YOUR INSTRUCTIONS
Without including any pictures, write out the data below exactly.

ENTRIES SUPPLIED
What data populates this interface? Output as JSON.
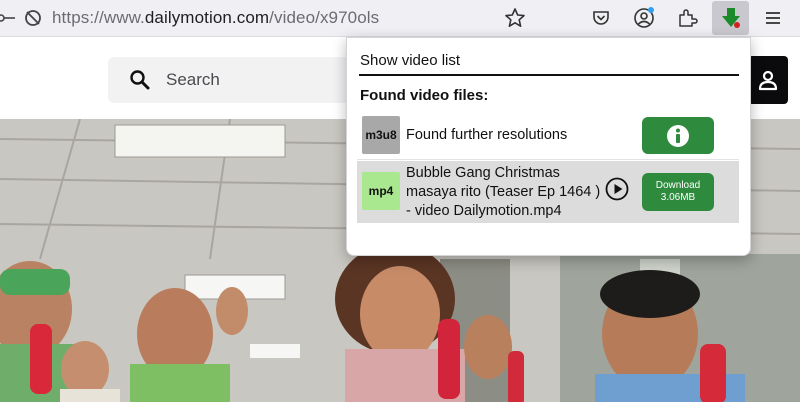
{
  "browser": {
    "url_prefix": "https://www.",
    "url_domain": "dailymotion.com",
    "url_path": "/video/x970ols"
  },
  "site": {
    "search_placeholder": "Search"
  },
  "popup": {
    "show_list_label": "Show video list",
    "found_heading": "Found video files:",
    "items": [
      {
        "badge": "m3u8",
        "title": "Found further resolutions"
      },
      {
        "badge": "mp4",
        "title": "Bubble Gang Christmas masaya rito (Teaser Ep 1464 ) - video Dailymotion.mp4",
        "download_label": "Download",
        "size": "3.06MB"
      }
    ]
  },
  "colors": {
    "accent_green": "#2e8b3e",
    "mp4_badge": "#a9e88f",
    "m3u8_badge": "#a8a8a8"
  }
}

RESULT
What data populates this interface? Output as JSON.
{
  "browser": {
    "url_prefix": "https://www.",
    "url_domain": "dailymotion.com",
    "url_path": "/video/x970ols"
  },
  "site": {
    "search_placeholder": "Search"
  },
  "popup": {
    "show_list_label": "Show video list",
    "found_heading": "Found video files:",
    "items": [
      {
        "badge": "m3u8",
        "title": "Found further resolutions"
      },
      {
        "badge": "mp4",
        "title": "Bubble Gang Christmas masaya rito (Teaser Ep 1464 ) - video Dailymotion.mp4",
        "download_label": "Download",
        "size": "3.06MB"
      }
    ]
  },
  "colors": {
    "accent_green": "#2e8b3e",
    "mp4_badge": "#a9e88f",
    "m3u8_badge": "#a8a8a8"
  }
}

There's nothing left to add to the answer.